** Problem details **
Would you please return all of the entries below exactly as shown?

** Records shown **
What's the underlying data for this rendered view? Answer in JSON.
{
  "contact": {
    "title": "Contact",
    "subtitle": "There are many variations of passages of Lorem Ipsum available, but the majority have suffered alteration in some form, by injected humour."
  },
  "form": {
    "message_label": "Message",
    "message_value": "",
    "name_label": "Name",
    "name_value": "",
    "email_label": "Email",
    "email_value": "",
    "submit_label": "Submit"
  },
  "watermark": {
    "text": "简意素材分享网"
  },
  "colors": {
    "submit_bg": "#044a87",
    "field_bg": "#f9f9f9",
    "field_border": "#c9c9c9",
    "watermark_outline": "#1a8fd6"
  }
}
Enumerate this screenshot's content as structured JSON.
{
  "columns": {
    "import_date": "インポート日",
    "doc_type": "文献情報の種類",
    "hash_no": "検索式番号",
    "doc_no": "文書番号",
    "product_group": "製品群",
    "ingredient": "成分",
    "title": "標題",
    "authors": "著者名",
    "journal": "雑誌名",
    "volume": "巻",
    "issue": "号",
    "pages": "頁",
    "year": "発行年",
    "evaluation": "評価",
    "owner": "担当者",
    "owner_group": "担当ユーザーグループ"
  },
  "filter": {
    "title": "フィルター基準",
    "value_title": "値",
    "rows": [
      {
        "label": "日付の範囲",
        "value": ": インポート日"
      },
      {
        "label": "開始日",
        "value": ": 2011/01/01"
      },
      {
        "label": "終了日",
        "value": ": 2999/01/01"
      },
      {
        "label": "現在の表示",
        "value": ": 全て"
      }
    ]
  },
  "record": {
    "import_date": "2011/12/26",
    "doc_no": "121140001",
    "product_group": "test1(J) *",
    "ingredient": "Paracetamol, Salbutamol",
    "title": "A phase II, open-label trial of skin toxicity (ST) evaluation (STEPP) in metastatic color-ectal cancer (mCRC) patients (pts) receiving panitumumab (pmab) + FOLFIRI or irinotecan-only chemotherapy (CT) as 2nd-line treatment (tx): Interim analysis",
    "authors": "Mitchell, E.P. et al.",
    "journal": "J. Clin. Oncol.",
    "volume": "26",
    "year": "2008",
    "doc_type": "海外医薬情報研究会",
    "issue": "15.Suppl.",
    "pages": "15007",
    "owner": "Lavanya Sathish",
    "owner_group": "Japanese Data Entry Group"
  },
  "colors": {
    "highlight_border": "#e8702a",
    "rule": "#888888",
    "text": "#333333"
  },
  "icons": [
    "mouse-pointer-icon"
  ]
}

** Exercise response **
What's the underlying data for this rendered view? Answer in JSON.
{
  "contact": {
    "title": "Contact",
    "subtitle": "There are many variations of passages of Lorem Ipsum available, but the majority have suffered alteration in some form, by injected humour."
  },
  "form": {
    "message_label": "Message",
    "message_value": "",
    "name_label": "Name",
    "name_value": "",
    "email_label": "Email",
    "email_value": "",
    "submit_label": "Submit"
  },
  "watermark": {
    "text": "简意素材分享网"
  },
  "colors": {
    "submit_bg": "#044a87",
    "field_bg": "#f9f9f9",
    "field_border": "#c9c9c9",
    "watermark_outline": "#1a8fd6"
  }
}
Enumerate this screenshot's content as structured JSON.
{
  "columns": {
    "import_date": "インポート日",
    "doc_type": "文献情報の種類",
    "hash_no": "検索式番号",
    "doc_no": "文書番号",
    "product_group": "製品群",
    "ingredient": "成分",
    "title": "標題",
    "authors": "著者名",
    "journal": "雑誌名",
    "volume": "巻",
    "issue": "号",
    "pages": "頁",
    "year": "発行年",
    "evaluation": "評価",
    "owner": "担当者",
    "owner_group": "担当ユーザーグループ"
  },
  "filter": {
    "title": "フィルター基準",
    "value_title": "値",
    "rows": [
      {
        "label": "日付の範囲",
        "value": ": インポート日"
      },
      {
        "label": "開始日",
        "value": ": 2011/01/01"
      },
      {
        "label": "終了日",
        "value": ": 2999/01/01"
      },
      {
        "label": "現在の表示",
        "value": ": 全て"
      }
    ]
  },
  "record": {
    "import_date": "2011/12/26",
    "doc_no": "121140001",
    "product_group": "test1(J) *",
    "ingredient": "Paracetamol, Salbutamol",
    "title": "A phase II, open-label trial of skin toxicity (ST) evaluation (STEPP) in metastatic color-ectal cancer (mCRC) patients (pts) receiving panitumumab (pmab) + FOLFIRI or irinotecan-only chemotherapy (CT) as 2nd-line treatment (tx): Interim analysis",
    "authors": "Mitchell, E.P. et al.",
    "journal": "J. Clin. Oncol.",
    "volume": "26",
    "year": "2008",
    "doc_type": "海外医薬情報研究会",
    "issue": "15.Suppl.",
    "pages": "15007",
    "owner": "Lavanya Sathish",
    "owner_group": "Japanese Data Entry Group"
  },
  "colors": {
    "highlight_border": "#e8702a",
    "rule": "#888888",
    "text": "#333333"
  },
  "icons": [
    "mouse-pointer-icon"
  ]
}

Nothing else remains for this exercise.